Entries from a dataset of interfaces:
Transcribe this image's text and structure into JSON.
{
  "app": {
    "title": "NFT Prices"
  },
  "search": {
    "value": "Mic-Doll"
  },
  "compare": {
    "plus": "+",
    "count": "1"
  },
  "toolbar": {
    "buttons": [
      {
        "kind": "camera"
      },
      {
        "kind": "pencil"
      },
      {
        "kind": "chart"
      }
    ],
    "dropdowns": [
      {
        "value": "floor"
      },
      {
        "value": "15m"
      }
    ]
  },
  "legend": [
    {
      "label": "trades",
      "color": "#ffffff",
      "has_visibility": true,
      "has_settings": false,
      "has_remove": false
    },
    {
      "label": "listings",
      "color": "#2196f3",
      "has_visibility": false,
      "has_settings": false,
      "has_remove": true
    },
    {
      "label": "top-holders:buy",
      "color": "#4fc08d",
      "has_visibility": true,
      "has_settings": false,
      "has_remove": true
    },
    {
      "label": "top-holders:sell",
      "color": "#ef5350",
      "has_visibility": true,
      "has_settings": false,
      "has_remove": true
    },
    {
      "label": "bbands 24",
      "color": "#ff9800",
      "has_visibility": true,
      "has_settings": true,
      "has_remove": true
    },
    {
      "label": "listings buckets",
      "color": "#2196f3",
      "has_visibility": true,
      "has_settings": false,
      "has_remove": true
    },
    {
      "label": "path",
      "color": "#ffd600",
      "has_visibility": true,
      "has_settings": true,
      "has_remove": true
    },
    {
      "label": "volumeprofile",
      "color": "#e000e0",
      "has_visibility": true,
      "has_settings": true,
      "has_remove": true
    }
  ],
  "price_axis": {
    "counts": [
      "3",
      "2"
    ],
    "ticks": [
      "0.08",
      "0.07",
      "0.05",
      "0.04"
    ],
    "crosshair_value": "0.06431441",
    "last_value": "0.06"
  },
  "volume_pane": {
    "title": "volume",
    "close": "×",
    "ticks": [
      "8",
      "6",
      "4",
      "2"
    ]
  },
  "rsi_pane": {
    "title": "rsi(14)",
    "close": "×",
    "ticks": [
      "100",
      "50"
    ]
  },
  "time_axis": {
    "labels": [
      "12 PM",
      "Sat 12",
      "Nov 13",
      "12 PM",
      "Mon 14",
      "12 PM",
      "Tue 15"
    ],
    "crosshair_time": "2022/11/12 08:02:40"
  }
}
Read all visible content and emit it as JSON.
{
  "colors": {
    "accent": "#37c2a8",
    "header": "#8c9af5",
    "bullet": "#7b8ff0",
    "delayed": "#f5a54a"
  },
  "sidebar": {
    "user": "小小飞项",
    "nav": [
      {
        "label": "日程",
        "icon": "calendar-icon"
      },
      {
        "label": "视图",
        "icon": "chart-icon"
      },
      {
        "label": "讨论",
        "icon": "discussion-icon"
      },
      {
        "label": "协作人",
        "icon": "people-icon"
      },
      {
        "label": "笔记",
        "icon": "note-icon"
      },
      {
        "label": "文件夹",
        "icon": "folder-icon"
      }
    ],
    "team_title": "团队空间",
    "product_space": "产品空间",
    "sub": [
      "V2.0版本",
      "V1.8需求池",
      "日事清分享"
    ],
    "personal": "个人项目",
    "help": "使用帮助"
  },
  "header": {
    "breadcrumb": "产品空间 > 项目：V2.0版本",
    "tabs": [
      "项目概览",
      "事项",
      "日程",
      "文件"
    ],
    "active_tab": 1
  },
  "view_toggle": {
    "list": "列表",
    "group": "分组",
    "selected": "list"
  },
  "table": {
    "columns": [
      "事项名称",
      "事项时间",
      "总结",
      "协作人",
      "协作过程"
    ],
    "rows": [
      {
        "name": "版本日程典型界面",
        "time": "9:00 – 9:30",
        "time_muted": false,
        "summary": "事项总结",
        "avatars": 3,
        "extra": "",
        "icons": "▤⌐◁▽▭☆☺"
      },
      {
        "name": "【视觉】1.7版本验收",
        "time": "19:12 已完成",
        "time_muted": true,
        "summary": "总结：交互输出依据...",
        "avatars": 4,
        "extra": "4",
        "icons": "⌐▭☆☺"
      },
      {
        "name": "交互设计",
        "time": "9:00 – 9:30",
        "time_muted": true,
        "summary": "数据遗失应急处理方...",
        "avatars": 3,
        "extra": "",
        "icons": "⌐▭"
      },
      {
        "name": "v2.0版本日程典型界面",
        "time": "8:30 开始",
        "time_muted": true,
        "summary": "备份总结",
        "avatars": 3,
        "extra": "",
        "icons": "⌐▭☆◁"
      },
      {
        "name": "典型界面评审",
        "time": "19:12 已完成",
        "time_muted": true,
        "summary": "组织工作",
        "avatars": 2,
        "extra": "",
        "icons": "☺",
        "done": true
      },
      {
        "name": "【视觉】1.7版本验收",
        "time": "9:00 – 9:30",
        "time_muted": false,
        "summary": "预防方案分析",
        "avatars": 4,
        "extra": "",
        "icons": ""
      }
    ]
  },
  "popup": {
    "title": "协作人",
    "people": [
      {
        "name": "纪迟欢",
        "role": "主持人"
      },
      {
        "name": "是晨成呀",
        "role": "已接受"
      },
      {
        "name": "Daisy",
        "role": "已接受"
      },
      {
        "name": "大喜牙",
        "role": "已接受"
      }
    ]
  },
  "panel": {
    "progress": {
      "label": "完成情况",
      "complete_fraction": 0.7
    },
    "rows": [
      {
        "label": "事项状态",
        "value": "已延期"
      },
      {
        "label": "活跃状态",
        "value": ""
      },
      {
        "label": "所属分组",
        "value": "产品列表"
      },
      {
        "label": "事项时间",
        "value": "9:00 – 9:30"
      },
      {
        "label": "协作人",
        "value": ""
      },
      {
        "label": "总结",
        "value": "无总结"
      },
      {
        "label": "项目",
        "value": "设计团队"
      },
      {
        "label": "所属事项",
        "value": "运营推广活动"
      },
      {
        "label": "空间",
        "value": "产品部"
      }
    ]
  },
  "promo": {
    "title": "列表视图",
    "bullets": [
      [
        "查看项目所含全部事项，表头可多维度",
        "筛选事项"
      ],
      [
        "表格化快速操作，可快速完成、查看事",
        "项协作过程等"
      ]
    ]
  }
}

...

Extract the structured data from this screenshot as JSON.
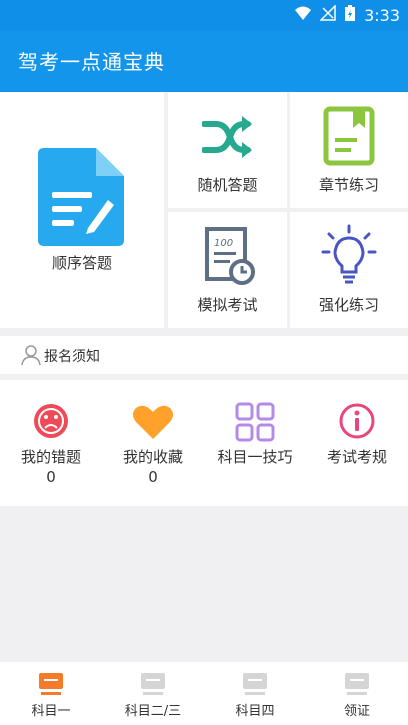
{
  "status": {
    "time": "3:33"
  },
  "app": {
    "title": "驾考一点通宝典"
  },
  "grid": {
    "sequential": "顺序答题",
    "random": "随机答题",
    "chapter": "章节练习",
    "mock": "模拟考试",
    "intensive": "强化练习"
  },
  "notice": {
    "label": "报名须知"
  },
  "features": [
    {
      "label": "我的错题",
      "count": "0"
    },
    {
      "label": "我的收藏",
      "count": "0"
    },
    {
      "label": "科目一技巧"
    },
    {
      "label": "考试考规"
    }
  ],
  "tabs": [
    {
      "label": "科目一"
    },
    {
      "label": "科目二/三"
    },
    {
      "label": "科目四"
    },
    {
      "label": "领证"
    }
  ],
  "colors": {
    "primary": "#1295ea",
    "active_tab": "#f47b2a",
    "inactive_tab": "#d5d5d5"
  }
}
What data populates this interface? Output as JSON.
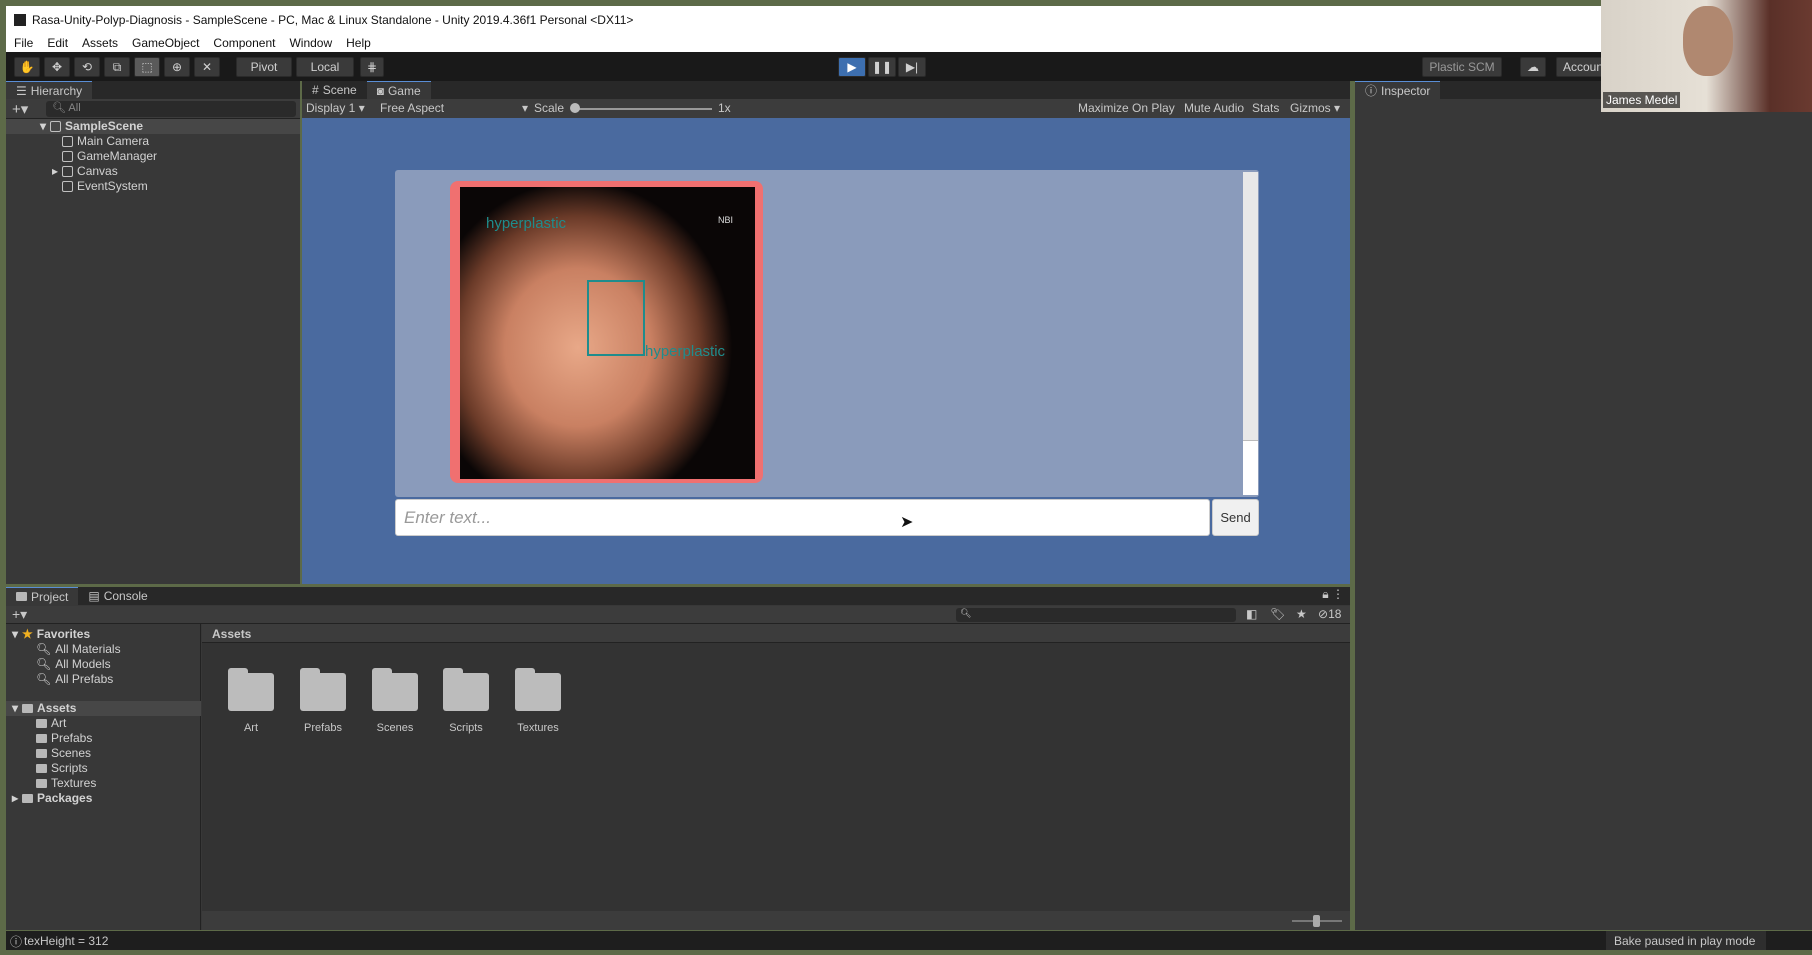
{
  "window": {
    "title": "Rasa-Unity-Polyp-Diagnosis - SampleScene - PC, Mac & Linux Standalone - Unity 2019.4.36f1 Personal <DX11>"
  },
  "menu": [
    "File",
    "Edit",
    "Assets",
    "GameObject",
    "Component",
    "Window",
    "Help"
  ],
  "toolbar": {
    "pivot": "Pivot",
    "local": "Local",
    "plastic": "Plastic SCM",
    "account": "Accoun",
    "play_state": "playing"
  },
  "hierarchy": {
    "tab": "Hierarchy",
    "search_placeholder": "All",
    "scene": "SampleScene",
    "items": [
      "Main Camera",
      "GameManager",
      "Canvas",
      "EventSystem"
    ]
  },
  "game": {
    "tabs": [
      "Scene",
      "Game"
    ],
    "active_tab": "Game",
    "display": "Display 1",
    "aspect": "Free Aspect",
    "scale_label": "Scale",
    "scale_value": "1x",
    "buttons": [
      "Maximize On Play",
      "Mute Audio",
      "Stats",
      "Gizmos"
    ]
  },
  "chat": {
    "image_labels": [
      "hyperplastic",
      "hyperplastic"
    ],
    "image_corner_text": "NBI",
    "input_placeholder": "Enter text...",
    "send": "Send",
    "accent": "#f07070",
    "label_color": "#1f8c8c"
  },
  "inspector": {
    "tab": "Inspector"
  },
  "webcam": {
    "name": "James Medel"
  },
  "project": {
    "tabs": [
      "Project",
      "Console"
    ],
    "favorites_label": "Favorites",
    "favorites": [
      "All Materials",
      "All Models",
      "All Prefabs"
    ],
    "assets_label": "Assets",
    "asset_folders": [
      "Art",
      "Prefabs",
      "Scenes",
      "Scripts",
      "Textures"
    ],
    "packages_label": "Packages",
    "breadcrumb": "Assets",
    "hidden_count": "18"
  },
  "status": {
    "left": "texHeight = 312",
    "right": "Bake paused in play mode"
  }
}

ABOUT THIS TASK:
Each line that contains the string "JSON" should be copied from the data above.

REPLY:
Transcribe this image's text and structure into JSON.
Read all visible content and emit it as JSON.
Extract the structured data from this screenshot as JSON.
What data populates this interface? Output as JSON.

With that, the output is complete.